Much as once a week I like to take time off to cover warships (Wednesdays), on Sundays (when I feel like working), I like to cover military art and the painters, illustrators, sculptors, photographers and the like that produced them.
Combat Gallery Sunday: Inside the dugout
The below, from the LOC, are all sketched by Howard Brodie, who voluntarily left his sweet gig as a sports artist for the San Francisco Chronicle to draw for Yank magazine as an Army combat artist in WWII and got close enough to his subjects (he volunteered as a medic when needed) to receive a bronze star.
It is closely related to this one, which was not as fleshed out:
Similarly, this sketch by Brodie is in the same vein, but is inside a fortress made of aluminum rather than jungle earth:
Brodie later went back to war, with his pencils, and covered Korea, French Indochina, and Vietnam.

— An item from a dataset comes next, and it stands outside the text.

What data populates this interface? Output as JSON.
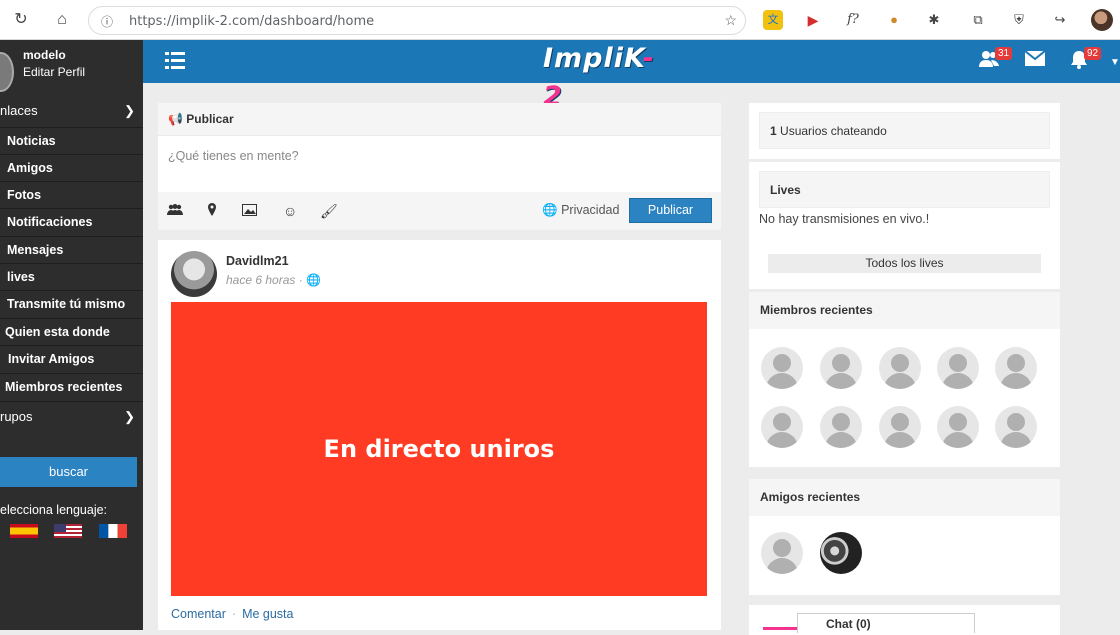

He died in 2010.
Thank you for your work, sir.
With the holidays coming up and the loss of my mother who hailed from the Harz Mountains this year, it fell to me to make the standard-issue Pfeffernüsse to the old family recipe just as it fell to her some 30 years ago on the passing of my oma. To keep it as throw-back as possible, I made sure to drink a nice Doppel Bock out of my grandfather’s stein while wearing a surplus Einheitsmütze (the Pickelhaube is too heavy!) as my GSDs watched from afar.
With all this being said, here are two 101-year-old German Red Cross posters from WWI. The first, drawn by Walter Püttner, shows a Christmas angel (Christkind) pulling a sleigh loaded with bundles and delivering one to a German soldier.

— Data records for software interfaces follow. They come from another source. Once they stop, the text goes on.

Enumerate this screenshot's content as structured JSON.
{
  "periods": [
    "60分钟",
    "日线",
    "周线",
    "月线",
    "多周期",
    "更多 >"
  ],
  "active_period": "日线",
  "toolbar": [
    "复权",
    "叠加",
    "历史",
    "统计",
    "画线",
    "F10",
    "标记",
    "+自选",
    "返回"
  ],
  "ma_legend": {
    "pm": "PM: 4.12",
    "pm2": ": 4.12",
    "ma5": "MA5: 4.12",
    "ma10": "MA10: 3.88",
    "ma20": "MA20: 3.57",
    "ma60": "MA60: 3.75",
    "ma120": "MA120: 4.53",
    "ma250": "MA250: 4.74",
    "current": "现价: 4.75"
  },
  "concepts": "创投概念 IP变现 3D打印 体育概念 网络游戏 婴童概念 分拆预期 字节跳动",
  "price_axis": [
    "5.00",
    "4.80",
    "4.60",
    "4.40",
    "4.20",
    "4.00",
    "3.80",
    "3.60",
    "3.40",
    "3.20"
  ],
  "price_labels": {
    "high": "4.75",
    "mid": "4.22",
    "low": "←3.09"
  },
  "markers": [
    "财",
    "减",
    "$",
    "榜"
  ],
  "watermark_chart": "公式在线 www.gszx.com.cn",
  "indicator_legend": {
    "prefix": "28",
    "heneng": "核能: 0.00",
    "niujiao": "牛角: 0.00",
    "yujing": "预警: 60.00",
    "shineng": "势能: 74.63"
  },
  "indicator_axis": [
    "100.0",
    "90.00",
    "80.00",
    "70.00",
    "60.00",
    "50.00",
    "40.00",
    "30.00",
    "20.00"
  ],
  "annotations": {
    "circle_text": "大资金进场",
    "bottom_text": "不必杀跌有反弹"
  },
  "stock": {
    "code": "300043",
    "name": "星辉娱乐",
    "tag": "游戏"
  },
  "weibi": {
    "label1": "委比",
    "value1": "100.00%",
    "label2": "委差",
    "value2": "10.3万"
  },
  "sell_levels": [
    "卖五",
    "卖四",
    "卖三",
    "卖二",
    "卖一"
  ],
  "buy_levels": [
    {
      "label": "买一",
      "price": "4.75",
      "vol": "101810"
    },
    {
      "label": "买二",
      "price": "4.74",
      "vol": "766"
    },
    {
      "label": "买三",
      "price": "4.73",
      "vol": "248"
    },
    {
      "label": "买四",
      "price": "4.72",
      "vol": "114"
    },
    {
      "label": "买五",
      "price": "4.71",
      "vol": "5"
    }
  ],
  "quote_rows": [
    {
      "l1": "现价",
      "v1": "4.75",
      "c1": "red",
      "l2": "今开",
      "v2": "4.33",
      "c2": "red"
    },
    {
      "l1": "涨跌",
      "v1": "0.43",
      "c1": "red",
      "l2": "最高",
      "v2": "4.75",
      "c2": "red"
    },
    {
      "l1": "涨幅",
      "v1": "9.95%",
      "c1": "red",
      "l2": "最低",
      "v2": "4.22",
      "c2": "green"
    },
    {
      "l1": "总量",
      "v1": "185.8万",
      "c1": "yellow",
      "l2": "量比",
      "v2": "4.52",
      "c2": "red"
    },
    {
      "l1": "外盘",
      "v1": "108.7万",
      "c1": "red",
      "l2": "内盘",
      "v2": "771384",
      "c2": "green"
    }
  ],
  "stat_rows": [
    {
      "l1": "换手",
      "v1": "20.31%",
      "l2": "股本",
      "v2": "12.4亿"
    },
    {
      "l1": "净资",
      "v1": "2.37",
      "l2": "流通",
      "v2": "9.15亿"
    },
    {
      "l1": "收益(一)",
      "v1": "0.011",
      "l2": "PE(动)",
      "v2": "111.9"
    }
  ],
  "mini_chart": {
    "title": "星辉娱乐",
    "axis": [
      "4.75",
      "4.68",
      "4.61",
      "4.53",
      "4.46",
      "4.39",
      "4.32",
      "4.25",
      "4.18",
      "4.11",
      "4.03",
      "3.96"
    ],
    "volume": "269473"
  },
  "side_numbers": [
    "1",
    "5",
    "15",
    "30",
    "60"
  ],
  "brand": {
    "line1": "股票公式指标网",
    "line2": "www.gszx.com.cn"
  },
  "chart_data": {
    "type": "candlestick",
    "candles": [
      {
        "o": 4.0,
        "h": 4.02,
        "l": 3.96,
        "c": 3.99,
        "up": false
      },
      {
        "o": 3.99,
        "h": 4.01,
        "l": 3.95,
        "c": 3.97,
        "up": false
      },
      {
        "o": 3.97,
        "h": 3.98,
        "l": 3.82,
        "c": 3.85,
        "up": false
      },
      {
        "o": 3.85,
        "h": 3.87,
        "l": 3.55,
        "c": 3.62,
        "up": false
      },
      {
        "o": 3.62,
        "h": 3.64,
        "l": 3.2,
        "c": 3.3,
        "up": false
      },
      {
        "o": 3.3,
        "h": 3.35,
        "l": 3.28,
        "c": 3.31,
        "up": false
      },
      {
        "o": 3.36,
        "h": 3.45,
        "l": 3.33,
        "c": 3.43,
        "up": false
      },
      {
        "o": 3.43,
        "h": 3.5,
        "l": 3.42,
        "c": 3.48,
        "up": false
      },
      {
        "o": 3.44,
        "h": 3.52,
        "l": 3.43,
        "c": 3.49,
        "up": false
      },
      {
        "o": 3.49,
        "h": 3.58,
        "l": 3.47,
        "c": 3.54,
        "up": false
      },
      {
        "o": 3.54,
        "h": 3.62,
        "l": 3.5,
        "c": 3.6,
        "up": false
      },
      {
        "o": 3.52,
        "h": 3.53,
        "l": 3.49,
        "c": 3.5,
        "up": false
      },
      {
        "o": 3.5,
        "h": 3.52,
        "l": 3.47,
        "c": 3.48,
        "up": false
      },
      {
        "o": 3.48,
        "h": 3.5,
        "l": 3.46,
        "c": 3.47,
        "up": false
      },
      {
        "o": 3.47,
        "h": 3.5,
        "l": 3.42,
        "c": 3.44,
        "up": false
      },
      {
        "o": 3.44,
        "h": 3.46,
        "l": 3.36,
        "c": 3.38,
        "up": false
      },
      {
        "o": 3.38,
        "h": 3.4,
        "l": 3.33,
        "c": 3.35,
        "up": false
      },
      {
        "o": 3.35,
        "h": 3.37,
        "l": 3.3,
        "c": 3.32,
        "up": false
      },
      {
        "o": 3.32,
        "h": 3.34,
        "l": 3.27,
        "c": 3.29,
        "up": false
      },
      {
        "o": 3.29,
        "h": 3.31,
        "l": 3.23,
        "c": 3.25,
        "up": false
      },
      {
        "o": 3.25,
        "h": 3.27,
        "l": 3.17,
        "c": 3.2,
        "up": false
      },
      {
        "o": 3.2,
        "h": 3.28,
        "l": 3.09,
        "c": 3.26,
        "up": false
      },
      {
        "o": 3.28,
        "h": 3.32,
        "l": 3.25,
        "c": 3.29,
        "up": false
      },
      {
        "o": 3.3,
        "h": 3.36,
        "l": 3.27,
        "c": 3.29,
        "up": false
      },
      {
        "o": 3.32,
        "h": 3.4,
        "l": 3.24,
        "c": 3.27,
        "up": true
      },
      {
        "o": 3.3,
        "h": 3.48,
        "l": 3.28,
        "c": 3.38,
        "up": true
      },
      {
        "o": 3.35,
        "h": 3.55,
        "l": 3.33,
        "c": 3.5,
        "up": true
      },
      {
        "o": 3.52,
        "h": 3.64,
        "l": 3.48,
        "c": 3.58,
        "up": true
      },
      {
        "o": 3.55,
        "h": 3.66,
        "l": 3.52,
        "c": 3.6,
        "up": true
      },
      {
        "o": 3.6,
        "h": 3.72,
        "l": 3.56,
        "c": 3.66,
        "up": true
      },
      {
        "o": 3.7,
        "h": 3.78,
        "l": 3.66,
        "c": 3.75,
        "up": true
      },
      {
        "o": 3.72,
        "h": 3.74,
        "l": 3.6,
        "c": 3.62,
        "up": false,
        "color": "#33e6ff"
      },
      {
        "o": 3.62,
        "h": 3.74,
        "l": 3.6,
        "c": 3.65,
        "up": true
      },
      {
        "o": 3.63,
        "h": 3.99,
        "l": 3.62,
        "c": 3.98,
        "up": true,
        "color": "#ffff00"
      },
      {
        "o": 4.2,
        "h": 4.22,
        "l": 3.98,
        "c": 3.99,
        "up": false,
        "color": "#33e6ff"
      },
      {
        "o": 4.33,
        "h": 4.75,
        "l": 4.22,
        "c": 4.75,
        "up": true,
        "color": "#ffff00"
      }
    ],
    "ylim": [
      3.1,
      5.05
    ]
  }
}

The second, by Adolf Franz Theodor Münzer, has a Christmas tree (Weihnachtsbaum) decorated with candles in front of a red cross.
Sorry, though, no Pfeffernüsse left to share.